> _Required action_: What is needed is an exact copy of every entry below, with the pictures left out.

> _The data_:
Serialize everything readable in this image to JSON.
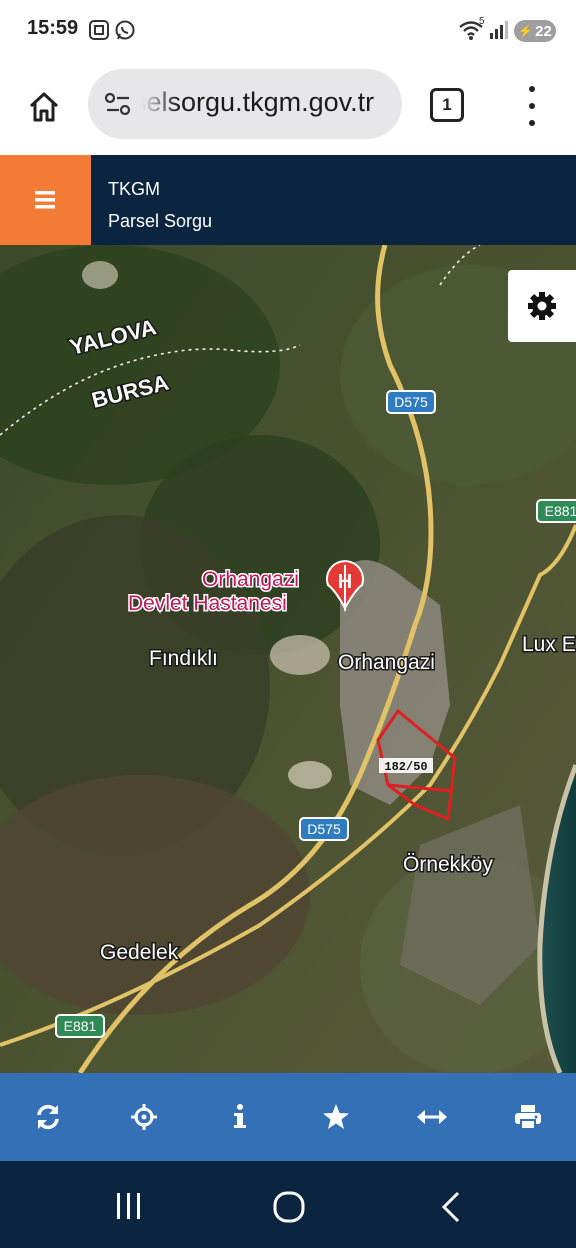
{
  "status_bar": {
    "time": "15:59",
    "signal_badge": "5",
    "battery_level": "22",
    "icons": [
      "screenshot-icon",
      "whatsapp-icon",
      "wifi-icon",
      "signal-icon",
      "battery-icon"
    ]
  },
  "browser": {
    "url": "parselsorgu.tkgm.gov.tr",
    "tab_count": "1",
    "icons": [
      "home-icon",
      "site-settings-icon",
      "menu-icon"
    ]
  },
  "app_header": {
    "title": "TKGM",
    "subtitle": "Parsel Sorgu",
    "accent_color": "#f47b35",
    "background_color": "#0b2541"
  },
  "map": {
    "labels": {
      "yalova": "YALOVA",
      "bursa": "BURSA",
      "hospital_line1": "Orhangazi",
      "hospital_line2": "Devlet Hastanesi",
      "findikli": "Fındıklı",
      "orhangazi": "Orhangazi",
      "ornekkoy": "Örnekköy",
      "gedelek": "Gedelek",
      "lux": "Lux E"
    },
    "road_shields": {
      "d575_top": "D575",
      "d575_bottom": "D575",
      "e881_right": "E881",
      "e881_bottom": "E881"
    },
    "parcel_label": "182/50",
    "parcel_color": "#e02020"
  },
  "toolbar": {
    "background_color": "#3470b5",
    "icons": [
      "refresh-icon",
      "locate-icon",
      "info-icon",
      "favorite-icon",
      "measure-icon",
      "print-icon"
    ]
  },
  "navbar": {
    "icons": [
      "recent-apps-icon",
      "home-nav-icon",
      "back-icon"
    ]
  }
}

> _Output for this task_:
Serialize everything readable in this image to JSON.
{
  "status_bar": {
    "time": "15:59",
    "signal_badge": "5",
    "battery_level": "22",
    "icons": [
      "screenshot-icon",
      "whatsapp-icon",
      "wifi-icon",
      "signal-icon",
      "battery-icon"
    ]
  },
  "browser": {
    "url": "parselsorgu.tkgm.gov.tr",
    "tab_count": "1",
    "icons": [
      "home-icon",
      "site-settings-icon",
      "menu-icon"
    ]
  },
  "app_header": {
    "title": "TKGM",
    "subtitle": "Parsel Sorgu",
    "accent_color": "#f47b35",
    "background_color": "#0b2541"
  },
  "map": {
    "labels": {
      "yalova": "YALOVA",
      "bursa": "BURSA",
      "hospital_line1": "Orhangazi",
      "hospital_line2": "Devlet Hastanesi",
      "findikli": "Fındıklı",
      "orhangazi": "Orhangazi",
      "ornekkoy": "Örnekköy",
      "gedelek": "Gedelek",
      "lux": "Lux E"
    },
    "road_shields": {
      "d575_top": "D575",
      "d575_bottom": "D575",
      "e881_right": "E881",
      "e881_bottom": "E881"
    },
    "parcel_label": "182/50",
    "parcel_color": "#e02020"
  },
  "toolbar": {
    "background_color": "#3470b5",
    "icons": [
      "refresh-icon",
      "locate-icon",
      "info-icon",
      "favorite-icon",
      "measure-icon",
      "print-icon"
    ]
  },
  "navbar": {
    "icons": [
      "recent-apps-icon",
      "home-nav-icon",
      "back-icon"
    ]
  }
}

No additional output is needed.